The West Yorkshire Financial Exploitation and Abuse Team aims to investigate and prevent scams carried out by doorstep criminals and fraudsters using phone, post and email, but also abuse committed by members of the victim’s own family.
Age UK warned recently that the country’s ageing population resulted in a steep rise in the number of older people with dementia and other cognitive problems who were at risk of financial abuse.
Women in their 80s living by themselves are said to be at the highest risk of being targeted, and the charity says scams committed by people unrelated to the victim are an increasing problem.
The team, made up of specialists from police, adult social care and trading standards operating from the same site, was launched in October.
It is working on cases including an investigation into a crime group operating across the North of England, selling shoddy double glazing services for exorbitant prices and targeting the elderly.

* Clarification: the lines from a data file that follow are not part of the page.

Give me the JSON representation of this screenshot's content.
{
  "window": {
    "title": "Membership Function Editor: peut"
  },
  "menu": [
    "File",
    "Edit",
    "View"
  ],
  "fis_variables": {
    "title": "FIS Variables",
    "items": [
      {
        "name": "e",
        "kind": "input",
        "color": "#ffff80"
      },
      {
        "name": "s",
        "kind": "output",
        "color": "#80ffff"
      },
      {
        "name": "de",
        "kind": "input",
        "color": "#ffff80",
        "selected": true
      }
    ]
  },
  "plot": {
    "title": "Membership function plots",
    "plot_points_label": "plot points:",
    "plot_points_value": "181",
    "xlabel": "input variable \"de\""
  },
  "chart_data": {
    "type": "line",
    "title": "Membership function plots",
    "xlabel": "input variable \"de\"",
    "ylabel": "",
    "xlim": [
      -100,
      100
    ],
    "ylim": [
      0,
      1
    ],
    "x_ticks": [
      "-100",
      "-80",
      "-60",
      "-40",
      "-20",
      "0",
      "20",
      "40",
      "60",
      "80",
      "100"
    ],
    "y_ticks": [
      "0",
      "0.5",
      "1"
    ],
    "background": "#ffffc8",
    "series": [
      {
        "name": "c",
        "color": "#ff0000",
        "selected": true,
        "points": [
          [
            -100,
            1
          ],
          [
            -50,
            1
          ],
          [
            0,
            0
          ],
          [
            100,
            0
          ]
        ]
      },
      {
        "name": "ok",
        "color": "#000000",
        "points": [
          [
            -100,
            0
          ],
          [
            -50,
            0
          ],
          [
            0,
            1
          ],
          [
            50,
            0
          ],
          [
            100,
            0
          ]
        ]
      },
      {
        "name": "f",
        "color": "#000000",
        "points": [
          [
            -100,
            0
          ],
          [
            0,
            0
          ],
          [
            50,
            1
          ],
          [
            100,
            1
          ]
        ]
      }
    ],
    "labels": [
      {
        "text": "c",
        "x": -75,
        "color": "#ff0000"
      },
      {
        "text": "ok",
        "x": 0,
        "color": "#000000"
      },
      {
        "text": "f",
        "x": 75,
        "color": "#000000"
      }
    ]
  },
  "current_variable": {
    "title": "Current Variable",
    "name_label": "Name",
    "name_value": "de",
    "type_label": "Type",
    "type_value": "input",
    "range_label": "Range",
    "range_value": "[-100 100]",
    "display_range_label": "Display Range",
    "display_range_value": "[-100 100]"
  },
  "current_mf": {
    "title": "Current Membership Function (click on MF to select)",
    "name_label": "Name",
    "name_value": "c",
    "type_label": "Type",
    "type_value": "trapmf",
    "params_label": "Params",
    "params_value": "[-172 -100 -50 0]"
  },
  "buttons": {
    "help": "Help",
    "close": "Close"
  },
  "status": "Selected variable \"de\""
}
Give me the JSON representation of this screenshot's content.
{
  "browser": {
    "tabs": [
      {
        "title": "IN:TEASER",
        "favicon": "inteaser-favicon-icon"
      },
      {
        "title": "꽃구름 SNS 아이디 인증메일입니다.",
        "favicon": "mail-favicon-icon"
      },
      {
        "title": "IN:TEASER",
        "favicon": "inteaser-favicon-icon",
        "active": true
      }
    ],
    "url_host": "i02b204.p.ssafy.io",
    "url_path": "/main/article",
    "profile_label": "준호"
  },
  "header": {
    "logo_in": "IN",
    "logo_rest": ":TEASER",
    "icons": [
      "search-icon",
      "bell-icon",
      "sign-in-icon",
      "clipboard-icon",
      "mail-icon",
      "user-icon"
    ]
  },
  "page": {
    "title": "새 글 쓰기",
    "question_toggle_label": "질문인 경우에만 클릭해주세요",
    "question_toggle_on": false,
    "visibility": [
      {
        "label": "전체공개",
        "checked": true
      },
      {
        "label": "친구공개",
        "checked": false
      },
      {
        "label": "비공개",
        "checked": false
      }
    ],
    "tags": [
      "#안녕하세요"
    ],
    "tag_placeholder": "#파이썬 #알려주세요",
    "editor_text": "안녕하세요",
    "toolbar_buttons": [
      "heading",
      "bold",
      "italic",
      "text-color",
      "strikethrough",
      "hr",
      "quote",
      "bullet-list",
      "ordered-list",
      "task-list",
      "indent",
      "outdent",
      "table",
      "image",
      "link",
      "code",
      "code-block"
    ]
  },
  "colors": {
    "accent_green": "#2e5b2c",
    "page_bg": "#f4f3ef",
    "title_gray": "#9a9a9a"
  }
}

The task force was involved in securing convictions against West Yorkshire company directors Robert Morrison and Paul Towers, who used sick and vulnerable pensioners as “meal tickets” in a scam which netted them more than £2m.
The pair were jailed after they used heavy-handed tactics to pressure dementia suffers and the blind into handing over cash for sub-standard work.
West Yorkshire Police and Crime Commissioner Mark Burns-Williamson, who helped fund the unit with £109,000 from his budget, said it was “already making a real difference”.
He said: “The awful consequences of targeting people for financial exploitation and crime is all too clear and it’s particularly important that we protect and support those that are most vulnerable, which is a key priority in my new Police and Crime Plan.
“Crimes such as these can have a really detrimental effect on the victim and their quality of life going forward.
“This team will protect people from these heartless criminals, help to bring the perpetrators to justice, fully support victims and reduce repeat victimisation.”
Nationally there are an estimated 170,000 doorstep crime incidents, with only five per cent being reported, and 2.5 million people fall victim to scams each year.
Age UK has warned that banks need to take more responsibility for scams carried out using bank accounts opened with them.
The charity said last year that banks deem the customer to be at fault if the scammer has tricked them into authorising a transaction.
Director Caroline Abrahams said it was important “that we develop practical tools for organisations, not just in the financial sector but in health and care too”.
She said this would “help staff who engage with older people to be alert to cognitive decline, the consequent risks of financial exploitation and abuse, and how best to prevent and tackle them”.